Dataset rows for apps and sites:
..............................
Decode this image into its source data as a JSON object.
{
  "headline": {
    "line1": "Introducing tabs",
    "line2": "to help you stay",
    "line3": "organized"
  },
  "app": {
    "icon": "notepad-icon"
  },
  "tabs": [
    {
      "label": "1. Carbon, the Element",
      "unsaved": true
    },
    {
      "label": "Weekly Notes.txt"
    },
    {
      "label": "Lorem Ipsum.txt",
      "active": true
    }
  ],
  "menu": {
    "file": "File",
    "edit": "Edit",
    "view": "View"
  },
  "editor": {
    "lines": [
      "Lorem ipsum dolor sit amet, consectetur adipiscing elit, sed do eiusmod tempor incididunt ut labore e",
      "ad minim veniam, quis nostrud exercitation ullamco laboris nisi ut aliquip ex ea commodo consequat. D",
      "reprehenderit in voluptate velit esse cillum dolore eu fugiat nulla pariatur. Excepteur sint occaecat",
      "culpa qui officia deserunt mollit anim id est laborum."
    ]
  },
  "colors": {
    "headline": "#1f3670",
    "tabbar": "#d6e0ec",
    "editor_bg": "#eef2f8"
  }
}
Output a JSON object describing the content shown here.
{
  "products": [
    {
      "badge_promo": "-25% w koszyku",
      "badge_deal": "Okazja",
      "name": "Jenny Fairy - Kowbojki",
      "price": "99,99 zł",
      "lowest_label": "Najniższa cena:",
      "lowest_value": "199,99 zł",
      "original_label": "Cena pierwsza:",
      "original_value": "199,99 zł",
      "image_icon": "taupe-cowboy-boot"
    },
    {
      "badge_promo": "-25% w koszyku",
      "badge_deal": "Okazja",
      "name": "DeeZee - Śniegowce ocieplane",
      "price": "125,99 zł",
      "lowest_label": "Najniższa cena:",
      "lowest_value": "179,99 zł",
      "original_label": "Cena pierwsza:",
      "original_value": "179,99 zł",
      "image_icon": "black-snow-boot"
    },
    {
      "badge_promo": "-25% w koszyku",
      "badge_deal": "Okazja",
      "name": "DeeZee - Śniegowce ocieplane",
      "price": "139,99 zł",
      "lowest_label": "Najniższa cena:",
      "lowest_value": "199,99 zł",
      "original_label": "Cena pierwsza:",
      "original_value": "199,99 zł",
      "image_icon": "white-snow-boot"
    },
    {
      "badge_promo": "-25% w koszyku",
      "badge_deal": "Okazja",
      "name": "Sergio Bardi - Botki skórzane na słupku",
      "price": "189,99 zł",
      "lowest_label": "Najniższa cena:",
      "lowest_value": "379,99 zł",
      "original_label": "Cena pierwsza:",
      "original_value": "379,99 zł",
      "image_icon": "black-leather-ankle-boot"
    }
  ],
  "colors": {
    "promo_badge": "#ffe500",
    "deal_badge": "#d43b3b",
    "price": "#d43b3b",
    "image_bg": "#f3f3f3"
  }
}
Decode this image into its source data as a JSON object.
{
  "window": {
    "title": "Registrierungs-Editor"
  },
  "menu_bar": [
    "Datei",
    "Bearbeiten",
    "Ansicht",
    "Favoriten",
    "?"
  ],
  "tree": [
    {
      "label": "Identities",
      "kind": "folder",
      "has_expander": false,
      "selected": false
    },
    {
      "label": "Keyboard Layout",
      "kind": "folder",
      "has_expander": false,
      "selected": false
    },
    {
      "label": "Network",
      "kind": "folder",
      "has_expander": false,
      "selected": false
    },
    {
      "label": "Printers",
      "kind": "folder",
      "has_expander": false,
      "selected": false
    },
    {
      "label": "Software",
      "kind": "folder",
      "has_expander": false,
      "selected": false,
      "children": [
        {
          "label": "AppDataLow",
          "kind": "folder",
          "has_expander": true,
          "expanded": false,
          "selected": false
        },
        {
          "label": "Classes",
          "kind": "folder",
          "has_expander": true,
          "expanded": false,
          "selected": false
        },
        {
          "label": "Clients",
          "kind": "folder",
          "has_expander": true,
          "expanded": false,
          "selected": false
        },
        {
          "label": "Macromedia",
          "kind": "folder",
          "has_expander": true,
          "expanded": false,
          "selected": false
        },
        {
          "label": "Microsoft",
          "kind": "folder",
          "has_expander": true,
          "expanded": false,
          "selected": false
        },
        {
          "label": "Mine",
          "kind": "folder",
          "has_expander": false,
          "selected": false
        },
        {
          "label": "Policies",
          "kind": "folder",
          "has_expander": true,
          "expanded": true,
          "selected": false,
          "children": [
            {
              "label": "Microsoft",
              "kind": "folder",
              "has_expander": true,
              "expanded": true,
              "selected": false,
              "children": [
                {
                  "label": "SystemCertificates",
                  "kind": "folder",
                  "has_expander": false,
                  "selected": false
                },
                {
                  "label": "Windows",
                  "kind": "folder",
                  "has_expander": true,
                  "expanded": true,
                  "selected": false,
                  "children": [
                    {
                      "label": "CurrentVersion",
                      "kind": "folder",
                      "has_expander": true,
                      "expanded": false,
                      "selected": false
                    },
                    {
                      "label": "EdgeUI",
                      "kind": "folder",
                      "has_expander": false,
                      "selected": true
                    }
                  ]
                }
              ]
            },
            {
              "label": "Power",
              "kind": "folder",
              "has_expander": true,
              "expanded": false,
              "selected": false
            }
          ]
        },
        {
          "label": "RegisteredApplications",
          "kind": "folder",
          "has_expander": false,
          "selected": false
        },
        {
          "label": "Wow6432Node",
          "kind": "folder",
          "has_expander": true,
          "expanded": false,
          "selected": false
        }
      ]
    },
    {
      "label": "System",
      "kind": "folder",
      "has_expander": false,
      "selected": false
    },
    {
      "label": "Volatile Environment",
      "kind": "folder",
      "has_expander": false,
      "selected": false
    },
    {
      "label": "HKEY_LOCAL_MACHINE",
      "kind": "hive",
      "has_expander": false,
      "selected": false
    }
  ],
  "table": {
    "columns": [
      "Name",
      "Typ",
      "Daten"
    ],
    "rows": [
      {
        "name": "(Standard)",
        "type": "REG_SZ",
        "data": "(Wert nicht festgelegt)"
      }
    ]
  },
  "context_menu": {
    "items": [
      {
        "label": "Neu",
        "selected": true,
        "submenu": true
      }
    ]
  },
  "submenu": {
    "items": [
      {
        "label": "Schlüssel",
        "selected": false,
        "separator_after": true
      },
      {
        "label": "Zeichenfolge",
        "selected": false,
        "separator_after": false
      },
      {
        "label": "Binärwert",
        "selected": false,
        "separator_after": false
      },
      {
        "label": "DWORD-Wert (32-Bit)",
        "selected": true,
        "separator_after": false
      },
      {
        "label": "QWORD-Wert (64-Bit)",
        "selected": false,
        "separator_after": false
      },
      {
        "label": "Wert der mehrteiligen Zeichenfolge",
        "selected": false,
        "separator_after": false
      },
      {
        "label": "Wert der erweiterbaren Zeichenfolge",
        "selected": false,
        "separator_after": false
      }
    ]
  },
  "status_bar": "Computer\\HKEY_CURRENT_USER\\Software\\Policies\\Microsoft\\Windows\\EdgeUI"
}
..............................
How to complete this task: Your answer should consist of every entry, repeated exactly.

Reply to the task:
Decode this image into its source data as a JSON object.
{
  "headline": {
    "line1": "Introducing tabs",
    "line2": "to help you stay",
    "line3": "organized"
  },
  "app": {
    "icon": "notepad-icon"
  },
  "tabs": [
    {
      "label": "1. Carbon, the Element",
      "unsaved": true
    },
    {
      "label": "Weekly Notes.txt"
    },
    {
      "label": "Lorem Ipsum.txt",
      "active": true
    }
  ],
  "menu": {
    "file": "File",
    "edit": "Edit",
    "view": "View"
  },
  "editor": {
    "lines": [
      "Lorem ipsum dolor sit amet, consectetur adipiscing elit, sed do eiusmod tempor incididunt ut labore e",
      "ad minim veniam, quis nostrud exercitation ullamco laboris nisi ut aliquip ex ea commodo consequat. D",
      "reprehenderit in voluptate velit esse cillum dolore eu fugiat nulla pariatur. Excepteur sint occaecat",
      "culpa qui officia deserunt mollit anim id est laborum."
    ]
  },
  "colors": {
    "headline": "#1f3670",
    "tabbar": "#d6e0ec",
    "editor_bg": "#eef2f8"
  }
}
Output a JSON object describing the content shown here.
{
  "products": [
    {
      "badge_promo": "-25% w koszyku",
      "badge_deal": "Okazja",
      "name": "Jenny Fairy - Kowbojki",
      "price": "99,99 zł",
      "lowest_label": "Najniższa cena:",
      "lowest_value": "199,99 zł",
      "original_label": "Cena pierwsza:",
      "original_value": "199,99 zł",
      "image_icon": "taupe-cowboy-boot"
    },
    {
      "badge_promo": "-25% w koszyku",
      "badge_deal": "Okazja",
      "name": "DeeZee - Śniegowce ocieplane",
      "price": "125,99 zł",
      "lowest_label": "Najniższa cena:",
      "lowest_value": "179,99 zł",
      "original_label": "Cena pierwsza:",
      "original_value": "179,99 zł",
      "image_icon": "black-snow-boot"
    },
    {
      "badge_promo": "-25% w koszyku",
      "badge_deal": "Okazja",
      "name": "DeeZee - Śniegowce ocieplane",
      "price": "139,99 zł",
      "lowest_label": "Najniższa cena:",
      "lowest_value": "199,99 zł",
      "original_label": "Cena pierwsza:",
      "original_value": "199,99 zł",
      "image_icon": "white-snow-boot"
    },
    {
      "badge_promo": "-25% w koszyku",
      "badge_deal": "Okazja",
      "name": "Sergio Bardi - Botki skórzane na słupku",
      "price": "189,99 zł",
      "lowest_label": "Najniższa cena:",
      "lowest_value": "379,99 zł",
      "original_label": "Cena pierwsza:",
      "original_value": "379,99 zł",
      "image_icon": "black-leather-ankle-boot"
    }
  ],
  "colors": {
    "promo_badge": "#ffe500",
    "deal_badge": "#d43b3b",
    "price": "#d43b3b",
    "image_bg": "#f3f3f3"
  }
}
Decode this image into its source data as a JSON object.
{
  "window": {
    "title": "Registrierungs-Editor"
  },
  "menu_bar": [
    "Datei",
    "Bearbeiten",
    "Ansicht",
    "Favoriten",
    "?"
  ],
  "tree": [
    {
      "label": "Identities",
      "kind": "folder",
      "has_expander": false,
      "selected": false
    },
    {
      "label": "Keyboard Layout",
      "kind": "folder",
      "has_expander": false,
      "selected": false
    },
    {
      "label": "Network",
      "kind": "folder",
      "has_expander": false,
      "selected": false
    },
    {
      "label": "Printers",
      "kind": "folder",
      "has_expander": false,
      "selected": false
    },
    {
      "label": "Software",
      "kind": "folder",
      "has_expander": false,
      "selected": false,
      "children": [
        {
          "label": "AppDataLow",
          "kind": "folder",
          "has_expander": true,
          "expanded": false,
          "selected": false
        },
        {
          "label": "Classes",
          "kind": "folder",
          "has_expander": true,
          "expanded": false,
          "selected": false
        },
        {
          "label": "Clients",
          "kind": "folder",
          "has_expander": true,
          "expanded": false,
          "selected": false
        },
        {
          "label": "Macromedia",
          "kind": "folder",
          "has_expander": true,
          "expanded": false,
          "selected": false
        },
        {
          "label": "Microsoft",
          "kind": "folder",
          "has_expander": true,
          "expanded": false,
          "selected": false
        },
        {
          "label": "Mine",
          "kind": "folder",
          "has_expander": false,
          "selected": false
        },
        {
          "label": "Policies",
          "kind": "folder",
          "has_expander": true,
          "expanded": true,
          "selected": false,
          "children": [
            {
              "label": "Microsoft",
              "kind": "folder",
              "has_expander": true,
              "expanded": true,
              "selected": false,
              "children": [
                {
                  "label": "SystemCertificates",
                  "kind": "folder",
                  "has_expander": false,
                  "selected": false
                },
                {
                  "label": "Windows",
                  "kind": "folder",
                  "has_expander": true,
                  "expanded": true,
                  "selected": false,
                  "children": [
                    {
                      "label": "CurrentVersion",
                      "kind": "folder",
                      "has_expander": true,
                      "expanded": false,
                      "selected": false
                    },
                    {
                      "label": "EdgeUI",
                      "kind": "folder",
                      "has_expander": false,
                      "selected": true
                    }
                  ]
                }
              ]
            },
            {
              "label": "Power",
              "kind": "folder",
              "has_expander": true,
              "expanded": false,
              "selected": false
            }
          ]
        },
        {
          "label": "RegisteredApplications",
          "kind": "folder",
          "has_expander": false,
          "selected": false
        },
        {
          "label": "Wow6432Node",
          "kind": "folder",
          "has_expander": true,
          "expanded": false,
          "selected": false
        }
      ]
    },
    {
      "label": "System",
      "kind": "folder",
      "has_expander": false,
      "selected": false
    },
    {
      "label": "Volatile Environment",
      "kind": "folder",
      "has_expander": false,
      "selected": false
    },
    {
      "label": "HKEY_LOCAL_MACHINE",
      "kind": "hive",
      "has_expander": false,
      "selected": false
    }
  ],
  "table": {
    "columns": [
      "Name",
      "Typ",
      "Daten"
    ],
    "rows": [
      {
        "name": "(Standard)",
        "type": "REG_SZ",
        "data": "(Wert nicht festgelegt)"
      }
    ]
  },
  "context_menu": {
    "items": [
      {
        "label": "Neu",
        "selected": true,
        "submenu": true
      }
    ]
  },
  "submenu": {
    "items": [
      {
        "label": "Schlüssel",
        "selected": false,
        "separator_after": true
      },
      {
        "label": "Zeichenfolge",
        "selected": false,
        "separator_after": false
      },
      {
        "label": "Binärwert",
        "selected": false,
        "separator_after": false
      },
      {
        "label": "DWORD-Wert (32-Bit)",
        "selected": true,
        "separator_after": false
      },
      {
        "label": "QWORD-Wert (64-Bit)",
        "selected": false,
        "separator_after": false
      },
      {
        "label": "Wert der mehrteiligen Zeichenfolge",
        "selected": false,
        "separator_after": false
      },
      {
        "label": "Wert der erweiterbaren Zeichenfolge",
        "selected": false,
        "separator_after": false
      }
    ]
  },
  "status_bar": "Computer\\HKEY_CURRENT_USER\\Software\\Policies\\Microsoft\\Windows\\EdgeUI"
}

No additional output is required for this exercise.